The Girl You Left Behind by Jojo Moyes
This is my second Jojo Moyes book I've read. I have to say, Jojo did not disappoint. To me, not as great as Me Before You, but still really amazing. I was unexpectedly crying by the end of the book, finding out how Sophie and her husband ended up. Jojo Moyes has once again astounded me with her amazing writing, the flow of the story, and the way she shows how cruel our world can be. How people judge constantly for what they believe in when they don't know the whole story.
The Girl You Left Behind is about two girls who live in separate times, telling their story about being left behind by the man that they love. A man set out to war. Another, unexpectedly dying after years of happy marriage.
Reading, I thought the title was telling me something about the two girls, but it's also a french painting that has journeyed through tough times, somehow in the possession with both Sophie and Liv. I actually looked up the painting. Unfortunately, it's not real xD but I really wish it was.
The first part, set in 1916, took my breath away. It was set during the first world war. Now, ever since I've learned about the world wars in World History at school, I've become really interested in it. That really gave this book points. I loved how Jojo described life there, with the Germans taking France and how poor the people were. I really felt their struggle through the pages. How little people ate and how cruel the German's were back in the day. Reading about Sophie really... hurt? I hurt for her. She was such courageous woman. Sophie did everything for her small town. Everything. She did all that while still trying to feed her own family, while trying to get the German's at a safe distance and at the same time helping them so they don't disturb the other townspeople. Her life my have been hard, but she held her head up high, not giving into the Germans.
But one decision she doesn't have control over, one mistake, and the whole town bails on her. No one talks to her, no one goes to her hotel anymore. All she wanted was her husband. That's all Sophie asked, and very few, very few, understood that.

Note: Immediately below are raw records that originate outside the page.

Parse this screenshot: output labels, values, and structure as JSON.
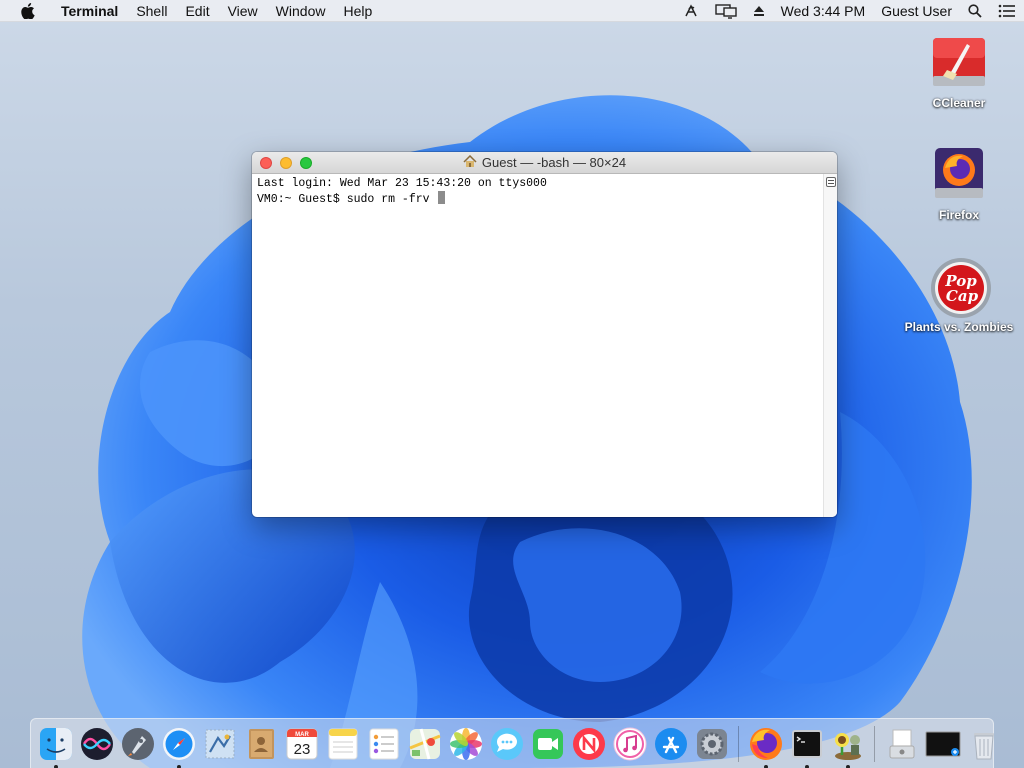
{
  "menubar": {
    "app_name": "Terminal",
    "menus": [
      "Shell",
      "Edit",
      "View",
      "Window",
      "Help"
    ],
    "clock": "Wed 3:44 PM",
    "user": "Guest User"
  },
  "desktop_icons": [
    {
      "label": "CCleaner"
    },
    {
      "label": "Firefox"
    },
    {
      "label": "Plants vs. Zombies"
    }
  ],
  "terminal": {
    "title": "Guest — -bash — 80×24",
    "lines": [
      "Last login: Wed Mar 23 15:43:20 on ttys000",
      "VM0:~ Guest$ sudo rm -frv "
    ]
  },
  "dock": {
    "calendar_month": "MAR",
    "calendar_day": "23",
    "items": [
      {
        "name": "finder",
        "running": true
      },
      {
        "name": "siri",
        "running": false
      },
      {
        "name": "launchpad",
        "running": false
      },
      {
        "name": "safari",
        "running": true
      },
      {
        "name": "mail",
        "running": false
      },
      {
        "name": "contacts",
        "running": false
      },
      {
        "name": "calendar",
        "running": false
      },
      {
        "name": "notes",
        "running": false
      },
      {
        "name": "reminders",
        "running": false
      },
      {
        "name": "maps",
        "running": false
      },
      {
        "name": "photos",
        "running": false
      },
      {
        "name": "messages",
        "running": false
      },
      {
        "name": "facetime",
        "running": false
      },
      {
        "name": "news",
        "running": false
      },
      {
        "name": "itunes",
        "running": false
      },
      {
        "name": "app-store",
        "running": false
      },
      {
        "name": "system-preferences",
        "running": false
      },
      {
        "name": "firefox",
        "running": true
      },
      {
        "name": "terminal",
        "running": true
      },
      {
        "name": "plants-vs-zombies",
        "running": true
      },
      {
        "name": "preview-document",
        "running": false
      },
      {
        "name": "screen-recording",
        "running": false
      },
      {
        "name": "trash",
        "running": false
      }
    ]
  },
  "colors": {
    "wallpaper_blue": "#1f63e8",
    "traffic_close": "#fc5f57",
    "traffic_min": "#fdbc2e",
    "traffic_max": "#28c840"
  }
}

The second part of the book is set almost a hundred years later, in 2006. Liv, a woman who's husband died, has been barely living for four years. But one step in a bar and four dates later, suddenly her most precious painting is being taken away from her. Liv, stubborn and hurt, will do everything she can to protect her painting that she's held dear to hear since she can remember. But as she finds out more about The Girl You Left Behind, she finds that it's more than just a painting. Sophie has come to be a real person, the good and bad now seen in the painting. And she finds it harder and harder to let it go. But while she's fighting for her painting, more and more people turn on her. Her somewhat friend, her neighbors, and she pushes away the guy she actually started to really care about.
I really admire Jojo, how different she writes in each time period is phenomenal. In 1916, she writes how one would if they were living in that time period. Whereas in 2006, her writing was more modern, more of how someone would write today.

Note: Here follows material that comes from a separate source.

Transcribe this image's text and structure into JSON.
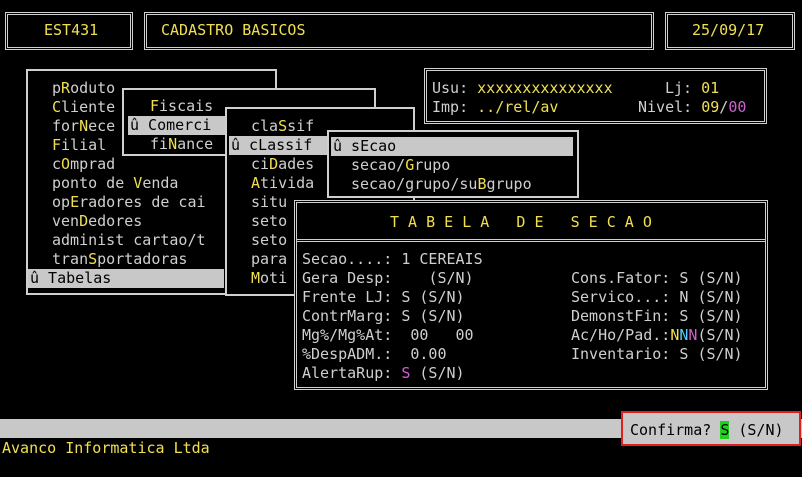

She also brings to the table a huge point through this book. I don't know if it was meant to be this way, but I love how the main theme was how poorly people treat others. We may think they know everything about what's going on from tabloids, but in truth, we know nothing. Tabloids twist people's words all the time, making things seem more scandalous than what they really are.
In 1916, they saw a woman serving German's at her hotel and immediately let their guards up with her, thinking the worst, when really, she couldn't help it. They saw a woman with lots of money and practically threw tomatoes at her, but all along, she wasn't as evil or selfish as they thought she was.
In 2006, they saw a girl trying to keep a painting that she 'stole' and started sending nasty letters. They saw a girl in the tabloids as someone evil and stopped working with her, walking away from her husband's memorial.
Today, we see a girl not wearing the latest fashion and think she's ugly or weird. We see someone with glasses or braces or acne and we think they're ugly. We see someone with their heads down all the time, hoodie up and overing their face. Better not talk to them, they're weird. Honestly, it's hard not to judge, but also hurts others. We don't know what other people are going through, their life, their problems. We judge celebrities too, by what the tabloids say, even though there's probably a 45% chance they're telling the whole truth. I'm not saying I don't judge people, I do, and I'm not proud of it. But what I'm saying is that this book really really showed me that there should be less of it.
If you'd like to get The Girl You Left Behind on Amazon, click here.
I really recommend this book to those of you who life meaningful books. Not in the love way, though there was a lot of that, too. But like I said, about people around the world and how we treat others. Also, anyone who enjoys Jojo Moyes' book will really like this one :)
Hope you all liked my review! I'll be back soon with another!